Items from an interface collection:

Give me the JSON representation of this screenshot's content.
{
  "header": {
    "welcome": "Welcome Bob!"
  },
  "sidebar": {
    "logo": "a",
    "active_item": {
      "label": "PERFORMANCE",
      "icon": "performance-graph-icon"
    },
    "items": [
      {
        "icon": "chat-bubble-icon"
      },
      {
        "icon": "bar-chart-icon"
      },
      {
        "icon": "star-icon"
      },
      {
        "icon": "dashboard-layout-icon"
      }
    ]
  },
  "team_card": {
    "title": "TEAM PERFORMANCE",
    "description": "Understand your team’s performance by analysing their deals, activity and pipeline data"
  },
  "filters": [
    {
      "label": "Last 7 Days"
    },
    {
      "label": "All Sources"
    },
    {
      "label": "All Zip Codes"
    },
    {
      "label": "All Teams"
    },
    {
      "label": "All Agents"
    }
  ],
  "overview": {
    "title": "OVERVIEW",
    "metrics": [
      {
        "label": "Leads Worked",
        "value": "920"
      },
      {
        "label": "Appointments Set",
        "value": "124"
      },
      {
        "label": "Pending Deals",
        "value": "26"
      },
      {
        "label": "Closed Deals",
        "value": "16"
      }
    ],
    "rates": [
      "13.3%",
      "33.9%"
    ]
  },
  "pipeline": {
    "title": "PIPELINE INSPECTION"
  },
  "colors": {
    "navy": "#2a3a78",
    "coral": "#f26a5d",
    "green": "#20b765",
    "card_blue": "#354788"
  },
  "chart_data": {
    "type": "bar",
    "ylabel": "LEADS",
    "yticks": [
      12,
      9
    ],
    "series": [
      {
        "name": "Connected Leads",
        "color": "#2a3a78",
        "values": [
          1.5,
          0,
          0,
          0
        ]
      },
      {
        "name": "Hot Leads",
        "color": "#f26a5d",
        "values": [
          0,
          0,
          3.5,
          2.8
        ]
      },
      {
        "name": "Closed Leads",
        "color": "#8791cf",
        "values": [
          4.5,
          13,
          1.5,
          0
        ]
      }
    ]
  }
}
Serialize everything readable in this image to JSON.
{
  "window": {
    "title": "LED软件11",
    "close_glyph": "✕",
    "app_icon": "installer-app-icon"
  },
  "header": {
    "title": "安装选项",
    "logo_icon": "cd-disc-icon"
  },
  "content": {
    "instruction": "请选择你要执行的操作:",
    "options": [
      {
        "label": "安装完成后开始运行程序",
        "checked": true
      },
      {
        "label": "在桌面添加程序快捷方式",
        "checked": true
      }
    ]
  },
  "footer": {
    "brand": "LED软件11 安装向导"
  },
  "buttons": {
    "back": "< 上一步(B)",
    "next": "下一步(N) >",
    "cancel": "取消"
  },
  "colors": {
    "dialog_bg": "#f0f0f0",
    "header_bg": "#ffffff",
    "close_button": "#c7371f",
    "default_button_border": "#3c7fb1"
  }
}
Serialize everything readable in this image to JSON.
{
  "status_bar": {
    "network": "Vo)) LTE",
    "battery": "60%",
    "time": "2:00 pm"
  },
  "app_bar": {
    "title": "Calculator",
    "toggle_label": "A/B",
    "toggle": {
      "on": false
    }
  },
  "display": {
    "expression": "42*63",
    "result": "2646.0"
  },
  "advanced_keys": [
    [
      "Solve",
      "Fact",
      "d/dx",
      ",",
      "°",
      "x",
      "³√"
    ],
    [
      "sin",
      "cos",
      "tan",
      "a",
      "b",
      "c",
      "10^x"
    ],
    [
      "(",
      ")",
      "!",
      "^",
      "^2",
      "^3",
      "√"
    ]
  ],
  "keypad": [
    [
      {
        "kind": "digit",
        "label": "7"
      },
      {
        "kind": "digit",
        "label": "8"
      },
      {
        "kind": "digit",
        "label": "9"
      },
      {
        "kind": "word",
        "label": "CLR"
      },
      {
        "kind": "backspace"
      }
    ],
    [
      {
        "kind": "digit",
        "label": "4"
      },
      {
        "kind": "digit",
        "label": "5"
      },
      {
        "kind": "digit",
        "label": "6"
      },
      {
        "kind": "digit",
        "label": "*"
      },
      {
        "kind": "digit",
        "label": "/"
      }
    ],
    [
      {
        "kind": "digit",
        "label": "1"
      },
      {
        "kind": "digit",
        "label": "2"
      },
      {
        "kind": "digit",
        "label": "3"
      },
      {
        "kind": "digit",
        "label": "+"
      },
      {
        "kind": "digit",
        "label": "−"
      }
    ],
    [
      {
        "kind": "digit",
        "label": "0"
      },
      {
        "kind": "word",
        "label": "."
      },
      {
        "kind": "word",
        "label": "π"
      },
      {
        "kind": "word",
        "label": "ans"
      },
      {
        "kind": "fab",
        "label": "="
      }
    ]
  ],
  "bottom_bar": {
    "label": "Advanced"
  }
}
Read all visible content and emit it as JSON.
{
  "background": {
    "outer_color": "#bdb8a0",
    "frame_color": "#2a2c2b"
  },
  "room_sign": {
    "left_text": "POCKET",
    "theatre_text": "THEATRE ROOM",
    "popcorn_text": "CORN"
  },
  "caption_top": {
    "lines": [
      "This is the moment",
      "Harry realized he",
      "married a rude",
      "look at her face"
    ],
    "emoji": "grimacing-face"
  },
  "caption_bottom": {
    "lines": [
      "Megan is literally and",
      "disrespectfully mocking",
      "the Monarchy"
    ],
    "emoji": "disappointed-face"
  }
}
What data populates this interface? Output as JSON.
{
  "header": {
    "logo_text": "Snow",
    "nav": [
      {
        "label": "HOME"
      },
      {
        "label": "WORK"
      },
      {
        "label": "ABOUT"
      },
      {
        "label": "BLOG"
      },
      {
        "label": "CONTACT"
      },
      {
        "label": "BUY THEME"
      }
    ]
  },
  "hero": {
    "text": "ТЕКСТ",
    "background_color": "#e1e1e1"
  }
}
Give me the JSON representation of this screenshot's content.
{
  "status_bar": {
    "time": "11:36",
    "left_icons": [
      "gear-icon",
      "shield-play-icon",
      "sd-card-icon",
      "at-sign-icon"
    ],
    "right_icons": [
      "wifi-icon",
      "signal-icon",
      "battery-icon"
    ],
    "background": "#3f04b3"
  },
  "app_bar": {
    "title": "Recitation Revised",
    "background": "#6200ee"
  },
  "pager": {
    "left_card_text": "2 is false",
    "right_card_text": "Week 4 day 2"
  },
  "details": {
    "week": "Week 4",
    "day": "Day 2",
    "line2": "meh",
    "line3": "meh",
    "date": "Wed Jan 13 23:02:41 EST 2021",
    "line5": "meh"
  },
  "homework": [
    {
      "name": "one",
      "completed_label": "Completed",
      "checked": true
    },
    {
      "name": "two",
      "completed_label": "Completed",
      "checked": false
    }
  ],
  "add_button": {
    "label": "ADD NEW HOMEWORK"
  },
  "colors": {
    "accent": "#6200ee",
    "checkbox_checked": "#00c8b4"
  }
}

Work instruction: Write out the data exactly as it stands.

Completed task:
Give me the JSON representation of this screenshot's content.
{
  "header": {
    "welcome": "Welcome Bob!"
  },
  "sidebar": {
    "logo": "a",
    "active_item": {
      "label": "PERFORMANCE",
      "icon": "performance-graph-icon"
    },
    "items": [
      {
        "icon": "chat-bubble-icon"
      },
      {
        "icon": "bar-chart-icon"
      },
      {
        "icon": "star-icon"
      },
      {
        "icon": "dashboard-layout-icon"
      }
    ]
  },
  "team_card": {
    "title": "TEAM PERFORMANCE",
    "description": "Understand your team’s performance by analysing their deals, activity and pipeline data"
  },
  "filters": [
    {
      "label": "Last 7 Days"
    },
    {
      "label": "All Sources"
    },
    {
      "label": "All Zip Codes"
    },
    {
      "label": "All Teams"
    },
    {
      "label": "All Agents"
    }
  ],
  "overview": {
    "title": "OVERVIEW",
    "metrics": [
      {
        "label": "Leads Worked",
        "value": "920"
      },
      {
        "label": "Appointments Set",
        "value": "124"
      },
      {
        "label": "Pending Deals",
        "value": "26"
      },
      {
        "label": "Closed Deals",
        "value": "16"
      }
    ],
    "rates": [
      "13.3%",
      "33.9%"
    ]
  },
  "pipeline": {
    "title": "PIPELINE INSPECTION"
  },
  "colors": {
    "navy": "#2a3a78",
    "coral": "#f26a5d",
    "green": "#20b765",
    "card_blue": "#354788"
  },
  "chart_data": {
    "type": "bar",
    "ylabel": "LEADS",
    "yticks": [
      12,
      9
    ],
    "series": [
      {
        "name": "Connected Leads",
        "color": "#2a3a78",
        "values": [
          1.5,
          0,
          0,
          0
        ]
      },
      {
        "name": "Hot Leads",
        "color": "#f26a5d",
        "values": [
          0,
          0,
          3.5,
          2.8
        ]
      },
      {
        "name": "Closed Leads",
        "color": "#8791cf",
        "values": [
          4.5,
          13,
          1.5,
          0
        ]
      }
    ]
  }
}
Serialize everything readable in this image to JSON.
{
  "window": {
    "title": "LED软件11",
    "close_glyph": "✕",
    "app_icon": "installer-app-icon"
  },
  "header": {
    "title": "安装选项",
    "logo_icon": "cd-disc-icon"
  },
  "content": {
    "instruction": "请选择你要执行的操作:",
    "options": [
      {
        "label": "安装完成后开始运行程序",
        "checked": true
      },
      {
        "label": "在桌面添加程序快捷方式",
        "checked": true
      }
    ]
  },
  "footer": {
    "brand": "LED软件11 安装向导"
  },
  "buttons": {
    "back": "< 上一步(B)",
    "next": "下一步(N) >",
    "cancel": "取消"
  },
  "colors": {
    "dialog_bg": "#f0f0f0",
    "header_bg": "#ffffff",
    "close_button": "#c7371f",
    "default_button_border": "#3c7fb1"
  }
}
Serialize everything readable in this image to JSON.
{
  "status_bar": {
    "network": "Vo)) LTE",
    "battery": "60%",
    "time": "2:00 pm"
  },
  "app_bar": {
    "title": "Calculator",
    "toggle_label": "A/B",
    "toggle": {
      "on": false
    }
  },
  "display": {
    "expression": "42*63",
    "result": "2646.0"
  },
  "advanced_keys": [
    [
      "Solve",
      "Fact",
      "d/dx",
      ",",
      "°",
      "x",
      "³√"
    ],
    [
      "sin",
      "cos",
      "tan",
      "a",
      "b",
      "c",
      "10^x"
    ],
    [
      "(",
      ")",
      "!",
      "^",
      "^2",
      "^3",
      "√"
    ]
  ],
  "keypad": [
    [
      {
        "kind": "digit",
        "label": "7"
      },
      {
        "kind": "digit",
        "label": "8"
      },
      {
        "kind": "digit",
        "label": "9"
      },
      {
        "kind": "word",
        "label": "CLR"
      },
      {
        "kind": "backspace"
      }
    ],
    [
      {
        "kind": "digit",
        "label": "4"
      },
      {
        "kind": "digit",
        "label": "5"
      },
      {
        "kind": "digit",
        "label": "6"
      },
      {
        "kind": "digit",
        "label": "*"
      },
      {
        "kind": "digit",
        "label": "/"
      }
    ],
    [
      {
        "kind": "digit",
        "label": "1"
      },
      {
        "kind": "digit",
        "label": "2"
      },
      {
        "kind": "digit",
        "label": "3"
      },
      {
        "kind": "digit",
        "label": "+"
      },
      {
        "kind": "digit",
        "label": "−"
      }
    ],
    [
      {
        "kind": "digit",
        "label": "0"
      },
      {
        "kind": "word",
        "label": "."
      },
      {
        "kind": "word",
        "label": "π"
      },
      {
        "kind": "word",
        "label": "ans"
      },
      {
        "kind": "fab",
        "label": "="
      }
    ]
  ],
  "bottom_bar": {
    "label": "Advanced"
  }
}
Read all visible content and emit it as JSON.
{
  "background": {
    "outer_color": "#bdb8a0",
    "frame_color": "#2a2c2b"
  },
  "room_sign": {
    "left_text": "POCKET",
    "theatre_text": "THEATRE ROOM",
    "popcorn_text": "CORN"
  },
  "caption_top": {
    "lines": [
      "This is the moment",
      "Harry realized he",
      "married a rude",
      "look at her face"
    ],
    "emoji": "grimacing-face"
  },
  "caption_bottom": {
    "lines": [
      "Megan is literally and",
      "disrespectfully mocking",
      "the Monarchy"
    ],
    "emoji": "disappointed-face"
  }
}
What data populates this interface? Output as JSON.
{
  "header": {
    "logo_text": "Snow",
    "nav": [
      {
        "label": "HOME"
      },
      {
        "label": "WORK"
      },
      {
        "label": "ABOUT"
      },
      {
        "label": "BLOG"
      },
      {
        "label": "CONTACT"
      },
      {
        "label": "BUY THEME"
      }
    ]
  },
  "hero": {
    "text": "ТЕКСТ",
    "background_color": "#e1e1e1"
  }
}
Give me the JSON representation of this screenshot's content.
{
  "status_bar": {
    "time": "11:36",
    "left_icons": [
      "gear-icon",
      "shield-play-icon",
      "sd-card-icon",
      "at-sign-icon"
    ],
    "right_icons": [
      "wifi-icon",
      "signal-icon",
      "battery-icon"
    ],
    "background": "#3f04b3"
  },
  "app_bar": {
    "title": "Recitation Revised",
    "background": "#6200ee"
  },
  "pager": {
    "left_card_text": "2 is false",
    "right_card_text": "Week 4 day 2"
  },
  "details": {
    "week": "Week 4",
    "day": "Day 2",
    "line2": "meh",
    "line3": "meh",
    "date": "Wed Jan 13 23:02:41 EST 2021",
    "line5": "meh"
  },
  "homework": [
    {
      "name": "one",
      "completed_label": "Completed",
      "checked": true
    },
    {
      "name": "two",
      "completed_label": "Completed",
      "checked": false
    }
  ],
  "add_button": {
    "label": "ADD NEW HOMEWORK"
  },
  "colors": {
    "accent": "#6200ee",
    "checkbox_checked": "#00c8b4"
  }
}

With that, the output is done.